## Extracted data
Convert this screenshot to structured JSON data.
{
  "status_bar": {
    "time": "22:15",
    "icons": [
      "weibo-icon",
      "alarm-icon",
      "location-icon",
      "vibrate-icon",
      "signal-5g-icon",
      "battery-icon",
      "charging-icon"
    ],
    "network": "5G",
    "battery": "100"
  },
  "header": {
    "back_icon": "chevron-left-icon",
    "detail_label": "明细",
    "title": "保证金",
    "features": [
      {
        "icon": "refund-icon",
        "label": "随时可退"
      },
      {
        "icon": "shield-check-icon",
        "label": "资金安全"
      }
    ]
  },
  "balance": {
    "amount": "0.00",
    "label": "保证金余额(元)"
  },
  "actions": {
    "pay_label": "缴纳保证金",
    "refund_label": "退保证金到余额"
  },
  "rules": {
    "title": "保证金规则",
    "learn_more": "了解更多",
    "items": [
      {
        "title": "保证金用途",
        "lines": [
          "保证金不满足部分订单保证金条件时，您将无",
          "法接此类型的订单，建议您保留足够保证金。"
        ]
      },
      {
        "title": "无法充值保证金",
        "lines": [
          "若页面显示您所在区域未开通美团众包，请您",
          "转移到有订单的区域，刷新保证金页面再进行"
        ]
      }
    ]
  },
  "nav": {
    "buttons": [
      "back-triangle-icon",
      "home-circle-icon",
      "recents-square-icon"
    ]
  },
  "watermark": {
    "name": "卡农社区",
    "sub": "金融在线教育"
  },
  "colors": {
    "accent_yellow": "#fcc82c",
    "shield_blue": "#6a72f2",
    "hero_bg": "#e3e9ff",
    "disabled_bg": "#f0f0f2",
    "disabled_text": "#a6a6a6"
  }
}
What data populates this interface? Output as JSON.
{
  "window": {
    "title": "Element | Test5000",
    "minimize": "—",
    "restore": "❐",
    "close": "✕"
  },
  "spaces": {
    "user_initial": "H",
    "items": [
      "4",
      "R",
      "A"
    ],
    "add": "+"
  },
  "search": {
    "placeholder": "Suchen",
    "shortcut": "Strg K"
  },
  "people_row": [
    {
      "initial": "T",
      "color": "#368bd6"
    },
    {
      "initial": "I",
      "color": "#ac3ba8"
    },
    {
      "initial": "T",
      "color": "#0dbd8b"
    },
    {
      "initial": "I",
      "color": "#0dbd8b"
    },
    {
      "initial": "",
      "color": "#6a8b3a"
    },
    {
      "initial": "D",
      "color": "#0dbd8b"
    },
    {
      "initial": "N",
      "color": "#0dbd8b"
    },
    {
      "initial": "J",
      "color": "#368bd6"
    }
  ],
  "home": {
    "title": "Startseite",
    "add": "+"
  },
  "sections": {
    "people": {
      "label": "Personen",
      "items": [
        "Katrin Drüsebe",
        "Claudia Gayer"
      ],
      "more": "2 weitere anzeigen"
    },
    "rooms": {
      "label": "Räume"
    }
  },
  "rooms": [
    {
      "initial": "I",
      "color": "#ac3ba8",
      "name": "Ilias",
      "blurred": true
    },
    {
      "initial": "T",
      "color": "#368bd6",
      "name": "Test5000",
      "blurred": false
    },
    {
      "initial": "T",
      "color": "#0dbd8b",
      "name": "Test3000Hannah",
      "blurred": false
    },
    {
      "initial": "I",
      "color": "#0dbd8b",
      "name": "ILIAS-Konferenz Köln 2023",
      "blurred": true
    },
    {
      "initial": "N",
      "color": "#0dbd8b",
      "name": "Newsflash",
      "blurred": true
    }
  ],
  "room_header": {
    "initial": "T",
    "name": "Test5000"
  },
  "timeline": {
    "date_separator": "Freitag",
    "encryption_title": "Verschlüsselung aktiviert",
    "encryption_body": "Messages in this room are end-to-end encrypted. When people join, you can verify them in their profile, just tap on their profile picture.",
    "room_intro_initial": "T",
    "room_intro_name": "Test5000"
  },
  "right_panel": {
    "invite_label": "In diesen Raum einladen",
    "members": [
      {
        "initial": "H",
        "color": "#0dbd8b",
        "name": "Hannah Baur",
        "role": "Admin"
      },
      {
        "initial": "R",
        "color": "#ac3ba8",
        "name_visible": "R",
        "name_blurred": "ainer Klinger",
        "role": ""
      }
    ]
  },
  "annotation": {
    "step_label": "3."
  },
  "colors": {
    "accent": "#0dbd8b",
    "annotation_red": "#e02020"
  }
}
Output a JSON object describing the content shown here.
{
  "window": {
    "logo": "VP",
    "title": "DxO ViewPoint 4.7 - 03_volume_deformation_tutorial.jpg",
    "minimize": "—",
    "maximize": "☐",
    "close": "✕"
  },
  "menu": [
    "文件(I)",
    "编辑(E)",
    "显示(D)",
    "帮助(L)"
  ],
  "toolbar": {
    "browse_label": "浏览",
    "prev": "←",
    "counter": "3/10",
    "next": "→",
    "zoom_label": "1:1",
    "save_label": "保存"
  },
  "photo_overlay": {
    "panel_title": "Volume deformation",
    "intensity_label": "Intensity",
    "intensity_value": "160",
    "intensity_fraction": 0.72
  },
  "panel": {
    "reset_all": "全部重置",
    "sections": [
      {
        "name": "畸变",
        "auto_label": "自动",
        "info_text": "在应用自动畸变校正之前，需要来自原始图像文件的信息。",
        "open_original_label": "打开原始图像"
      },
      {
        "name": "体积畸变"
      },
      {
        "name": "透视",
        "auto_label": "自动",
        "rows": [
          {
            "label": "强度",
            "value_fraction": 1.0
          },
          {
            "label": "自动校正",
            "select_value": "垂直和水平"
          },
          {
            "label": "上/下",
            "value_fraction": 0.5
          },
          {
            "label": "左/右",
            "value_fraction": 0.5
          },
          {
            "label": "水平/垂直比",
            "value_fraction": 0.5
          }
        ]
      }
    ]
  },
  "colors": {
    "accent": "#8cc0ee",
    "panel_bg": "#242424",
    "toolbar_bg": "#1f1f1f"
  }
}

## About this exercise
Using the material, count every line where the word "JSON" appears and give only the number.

## Your solution
3